The cause of the sudden appearance of the mother and son at the closing scene of this sad drama was afterwards thus explained:—Andrew Bridgman, from the moment that all hope of procuring a commutation of the sentence on the so-called Robert Williams had ceased, became exceedingly nervous and agitated, and his discomposure seemed to but augment as the time yet to elapse before the execution of the sentence passed away. At length, unable longer to endure the goadings of a tortured conscience, he suddenly burst into the room where his mother sat at breakfast, on the very morning his brother was to die, with an open letter in his hand, by which he pretended to have just heard that Robert Williams was the long-lost Mark Bridgman! The sequel has been already told.

The conviction rapidly spread that Andrew Bridgman had been from the first aware that the youthful burglar was his own brother; and he found it necessary to leave the country. He turned his inheritance into money, and embarked for Charleston, America, in the barque “Cleopatra,” from Liverpool. When off the Scilly Islands, the “Cleopatra” was chased by a French privateer. She escaped; but one of the few shots fired at her from the privateer was fatal to the life of Andrew Bridgman. He was almost literally cut in two, and expired instantaneously. Some friends to whom I have related this story deem his death an accident; others, a judgment: I incline, I must confess, to the last opinion. The wealth with which he embarked was restored to Mrs. Bridgman, who soon afterwards removed to London, where she lived many years,—sad ones, no doubt, but mitigated and rendered endurable by the soothing balm of a clear conscience. At her decease, not very many years ago, the whole of her property was found to be bequeathed to various charitable institutions of the metropolis.

 

Harper's New Monthly Magazine, October 1852.

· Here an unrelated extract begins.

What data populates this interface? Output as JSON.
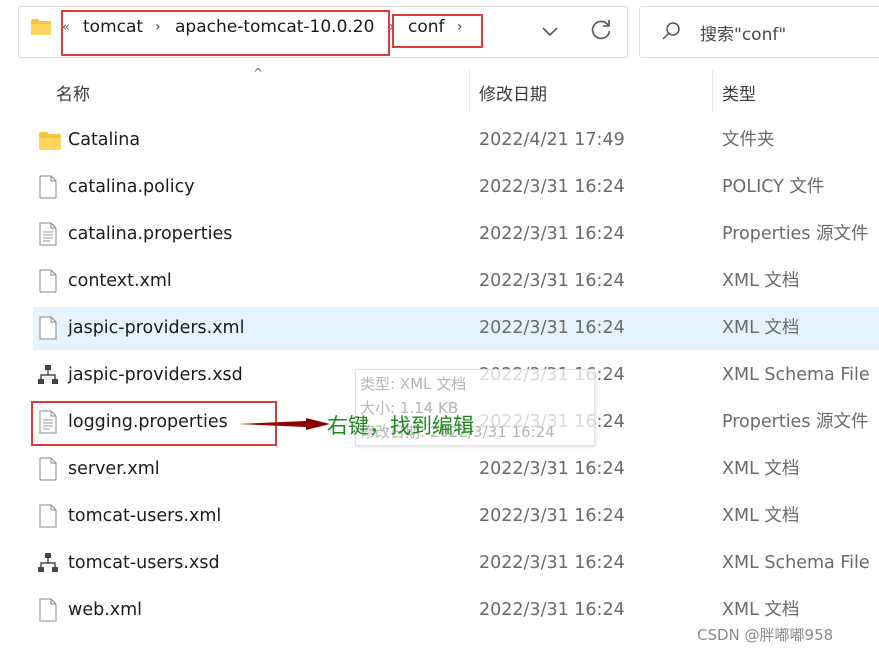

This story was later published in the collection Leaves from the Diary of a Law-Clerk by the Author of Recollections of a Detective Police Officer,” London: J.C. Brown & Co., 1857.